    After Lighthouse Beach closed, Chief Ranger Lena Koschmann said, in an interview, “We have internal National Park Service policies that prohibit us from designating nude recreation areas. We are not supposed to have signs up in areas designated specifically for clothing optional recreation. Fire Island has been acting contrary to our national policy, up until now.”
    If what she said is true, then we have a serious problem on the national level. This petition is as much about stopping the hemorrhage of existing clothing-optional areas as it is about creating new ones.
    Sure, a section in every park would be nice, but the real goal is simply to have the same consideration that other user groups get (people who ride horses, cross-country skiers, people with motorboats, etc).

  • All-Nudist

    As we all know, it’s very hard to get folks to participate in things like this, even if it’s easy. Factor in that most nudists/naturists are unlikely to be online looking for nudist information unless perhaps planning a vacation (and therefore unaware the Petition even exists) and the pool of available signers dwindles rapidly.
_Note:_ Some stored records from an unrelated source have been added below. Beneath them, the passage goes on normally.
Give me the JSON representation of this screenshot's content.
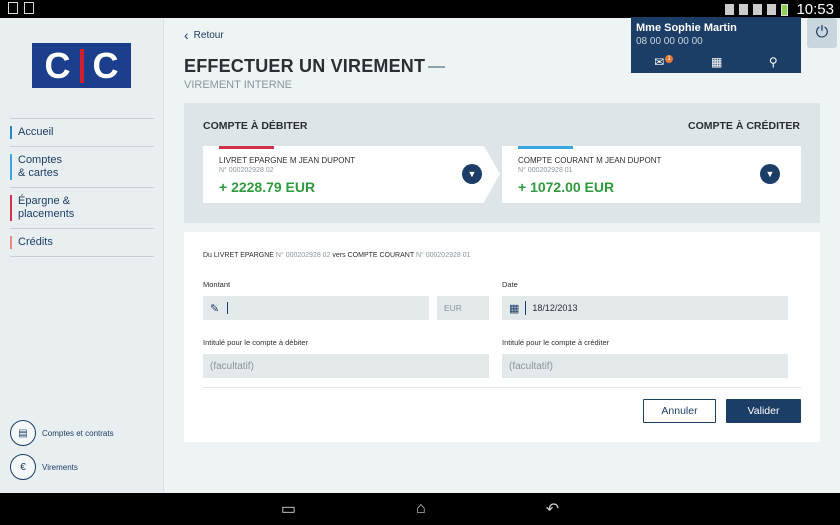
{
  "statusbar": {
    "time": "10:53",
    "battery_color": "#8fd14f"
  },
  "sidebar": {
    "logo_text": "CIC",
    "items": [
      {
        "label": "Accueil"
      },
      {
        "label": "Comptes\n& cartes"
      },
      {
        "label": "Épargne &\nplacements"
      },
      {
        "label": "Crédits"
      }
    ],
    "links": [
      {
        "label": "Comptes et contrats",
        "icon": "document-icon"
      },
      {
        "label": "Virements",
        "icon": "euro-transfer-icon"
      }
    ]
  },
  "header": {
    "back_label": "Retour",
    "title": "EFFECTUER UN VIREMENT",
    "subtitle": "VIREMENT INTERNE"
  },
  "user": {
    "name": "Mme Sophie Martin",
    "id": "08 00 00 00 00",
    "mail_count": "1",
    "calendar_day": "1"
  },
  "accounts": {
    "debit_label": "COMPTE À DÉBITER",
    "credit_label": "COMPTE À CRÉDITER",
    "debit": {
      "name": "LIVRET EPARGNE M JEAN DUPONT",
      "number": "N° 000202928 02",
      "balance": "+ 2228.79 EUR",
      "accent": "#d0324a"
    },
    "credit": {
      "name": "COMPTE COURANT M JEAN DUPONT",
      "number": "N° 000202928 01",
      "balance": "+ 1072.00 EUR",
      "accent": "#39a7db"
    }
  },
  "form": {
    "summary_from": "Du LIVRET EPARGNE",
    "summary_from_num": "N° 000202928 02",
    "summary_vers": "vers",
    "summary_to": "COMPTE COURANT",
    "summary_to_num": "N° 000202928 01",
    "amount_label": "Montant",
    "amount_value": "",
    "currency": "EUR",
    "date_label": "Date",
    "date_value": "18/12/2013",
    "debit_note_label": "Intitulé pour le compte à débiter",
    "debit_note_placeholder": "(facultatif)",
    "credit_note_label": "Intitulé pour le compte à créditer",
    "credit_note_placeholder": "(facultatif)",
    "cancel_label": "Annuler",
    "ok_label": "Valider"
  },
  "colors": {
    "brand": "#1c3e66",
    "positive": "#2f9a3e",
    "logo_blue": "#1b3f8c",
    "logo_red": "#d0202e"
  }
}
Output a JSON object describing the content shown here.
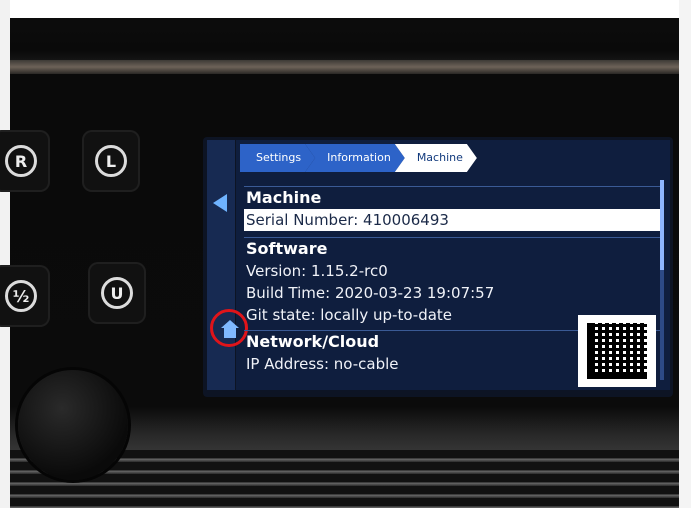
{
  "hardware": {
    "buttons": [
      {
        "name": "hw-button-r",
        "glyph": "R"
      },
      {
        "name": "hw-button-l",
        "glyph": "L"
      },
      {
        "name": "hw-button-half",
        "glyph": "½"
      },
      {
        "name": "hw-button-u",
        "glyph": "U"
      }
    ]
  },
  "breadcrumb": {
    "items": [
      {
        "label": "Settings"
      },
      {
        "label": "Information"
      },
      {
        "label": "Machine"
      }
    ]
  },
  "icons": {
    "back": "back-arrow-icon",
    "home": "home-icon",
    "qr": "qr-code-icon"
  },
  "sections": {
    "machine": {
      "title": "Machine",
      "serial": "Serial Number: 410006493"
    },
    "software": {
      "title": "Software",
      "version": "Version: 1.15.2-rc0",
      "build_time": "Build Time: 2020-03-23 19:07:57",
      "git_state": "Git state: locally up-to-date"
    },
    "network": {
      "title": "Network/Cloud",
      "ip": "IP Address: no-cable"
    }
  },
  "colors": {
    "screen_bg": "#0f1e3e",
    "crumb_bg": "#2d63c8",
    "crumb_active_bg": "#ffffff",
    "highlight_ring": "#e0141a"
  }
}
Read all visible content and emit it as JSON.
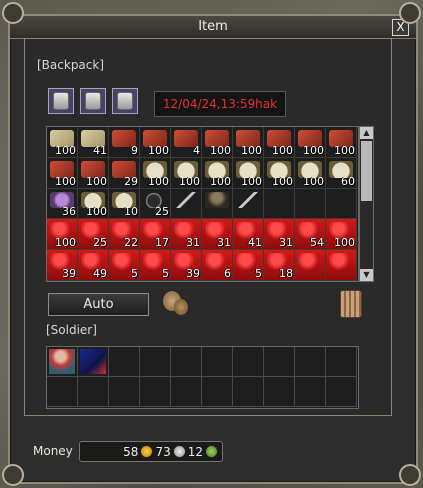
{
  "window": {
    "title": "Item",
    "close_label": "X"
  },
  "backpack": {
    "label": "[Backpack]",
    "timer": "12/04/24,13:59hak",
    "cash_slots": [
      "cash-bag",
      "cash-bag",
      "cash-bag"
    ],
    "slots": [
      {
        "icon": "bag",
        "qty": "100"
      },
      {
        "icon": "bag",
        "qty": "41"
      },
      {
        "icon": "meat",
        "qty": "9"
      },
      {
        "icon": "meat",
        "qty": "100"
      },
      {
        "icon": "meat",
        "qty": "4"
      },
      {
        "icon": "meat",
        "qty": "100"
      },
      {
        "icon": "meat",
        "qty": "100"
      },
      {
        "icon": "meat",
        "qty": "100"
      },
      {
        "icon": "meat",
        "qty": "100"
      },
      {
        "icon": "meat",
        "qty": "100"
      },
      {
        "icon": "meat",
        "qty": "100"
      },
      {
        "icon": "meat",
        "qty": "100"
      },
      {
        "icon": "meat",
        "qty": "29"
      },
      {
        "icon": "bowl",
        "qty": "100"
      },
      {
        "icon": "bowl",
        "qty": "100"
      },
      {
        "icon": "bowl",
        "qty": "100"
      },
      {
        "icon": "bowl",
        "qty": "100"
      },
      {
        "icon": "bowl",
        "qty": "100"
      },
      {
        "icon": "bowl",
        "qty": "100"
      },
      {
        "icon": "bowl",
        "qty": "60"
      },
      {
        "icon": "purple",
        "qty": "36"
      },
      {
        "icon": "bowl",
        "qty": "100"
      },
      {
        "icon": "bowl",
        "qty": "10"
      },
      {
        "icon": "pan",
        "qty": "25"
      },
      {
        "icon": "sword",
        "qty": ""
      },
      {
        "icon": "knight",
        "qty": ""
      },
      {
        "icon": "sword",
        "qty": ""
      },
      {
        "icon": "",
        "qty": ""
      },
      {
        "icon": "",
        "qty": ""
      },
      {
        "icon": "",
        "qty": ""
      },
      {
        "icon": "red",
        "qty": "100"
      },
      {
        "icon": "red",
        "qty": "25"
      },
      {
        "icon": "red",
        "qty": "22"
      },
      {
        "icon": "red",
        "qty": "17"
      },
      {
        "icon": "red",
        "qty": "31"
      },
      {
        "icon": "red",
        "qty": "31"
      },
      {
        "icon": "red",
        "qty": "41"
      },
      {
        "icon": "red",
        "qty": "31"
      },
      {
        "icon": "red",
        "qty": "54"
      },
      {
        "icon": "red",
        "qty": "100"
      },
      {
        "icon": "red",
        "qty": "39"
      },
      {
        "icon": "red",
        "qty": "49"
      },
      {
        "icon": "red",
        "qty": "5"
      },
      {
        "icon": "red",
        "qty": "5"
      },
      {
        "icon": "red",
        "qty": "39"
      },
      {
        "icon": "red",
        "qty": "6"
      },
      {
        "icon": "red",
        "qty": "5"
      },
      {
        "icon": "red",
        "qty": "18"
      },
      {
        "icon": "red",
        "qty": ""
      },
      {
        "icon": "red",
        "qty": ""
      }
    ],
    "auto_label": "Auto"
  },
  "soldier": {
    "label": "[Soldier]",
    "slots": [
      "soldier-female",
      "soldier-knight",
      "",
      "",
      "",
      "",
      "",
      "",
      "",
      "",
      "",
      "",
      "",
      "",
      "",
      "",
      "",
      "",
      "",
      ""
    ]
  },
  "money": {
    "label": "Money",
    "gold": "58",
    "silver": "73",
    "copper": "12"
  }
}
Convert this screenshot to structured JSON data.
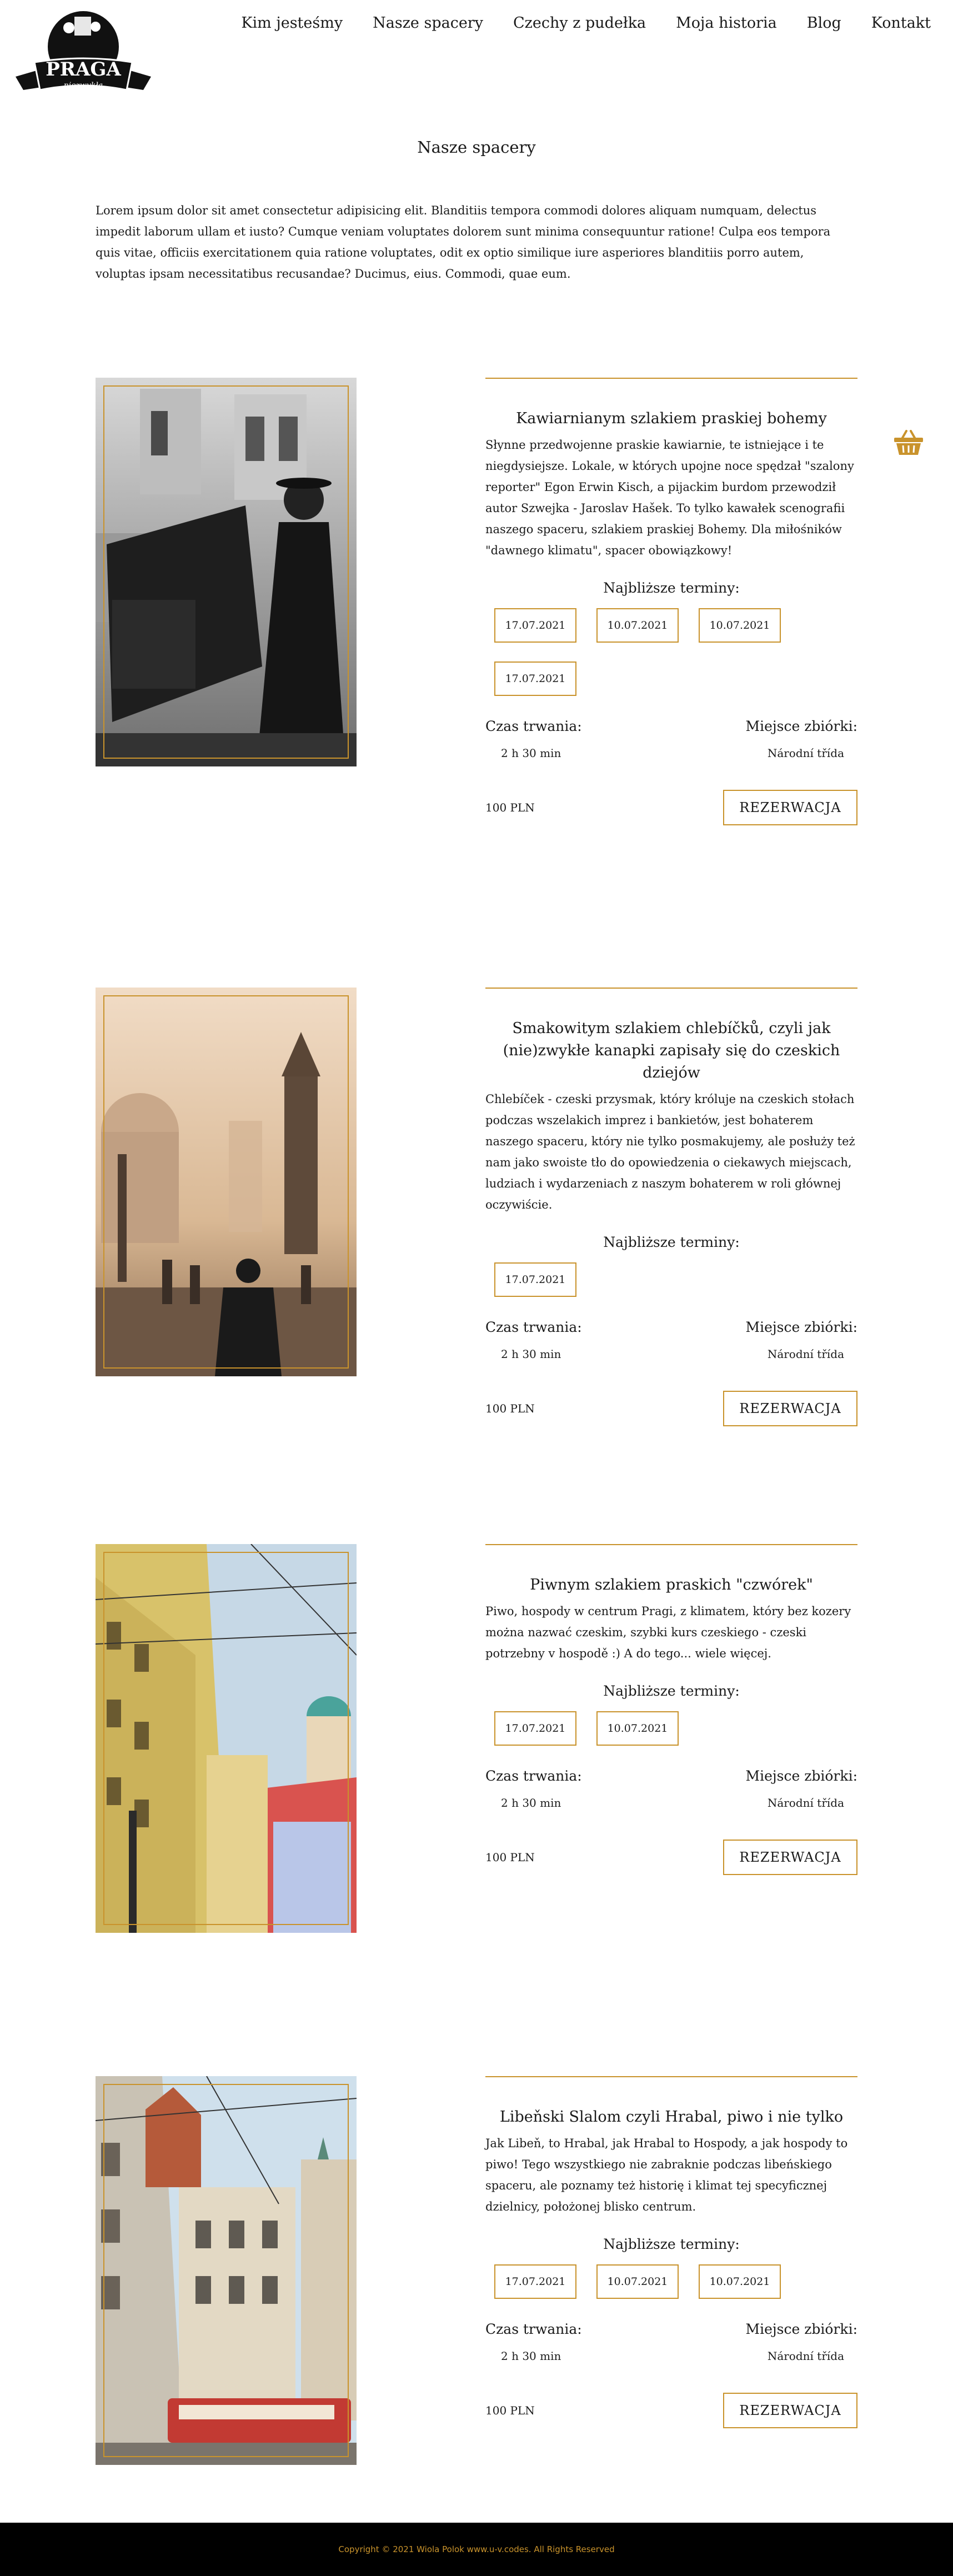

    However, the number of signers is significant in that it indicates a pretty fair amount of interest, even if nowhere enough to attract White House attention.  To put things into perspective, consider the following:
    AANR’s ‘Nudist Bill of Rights’  3,327 after two years of promotion to 50,000 members plus the general public.
    Public Land Petition   2,671 after two WEEKS online, largely unnoticed for the first week.
    Either this indicates that folks are waking up, AANR’s Bill lacks appeal, or, well, what? Not sure of that but this seems like a step forward, and a lot better than doing nothing!

  • Laron Dye

    Pay attention to the words that are coming out of my mouth—-” Change will never happen if you’re just a by standard “– Waiting for someone else to make the first step to change is a waste of time –Get involved and sign the petition.
    The number of signatures on the signed petition should have reached by now ——200,000 +
    Stand Up ,Stand Strong and Be Heard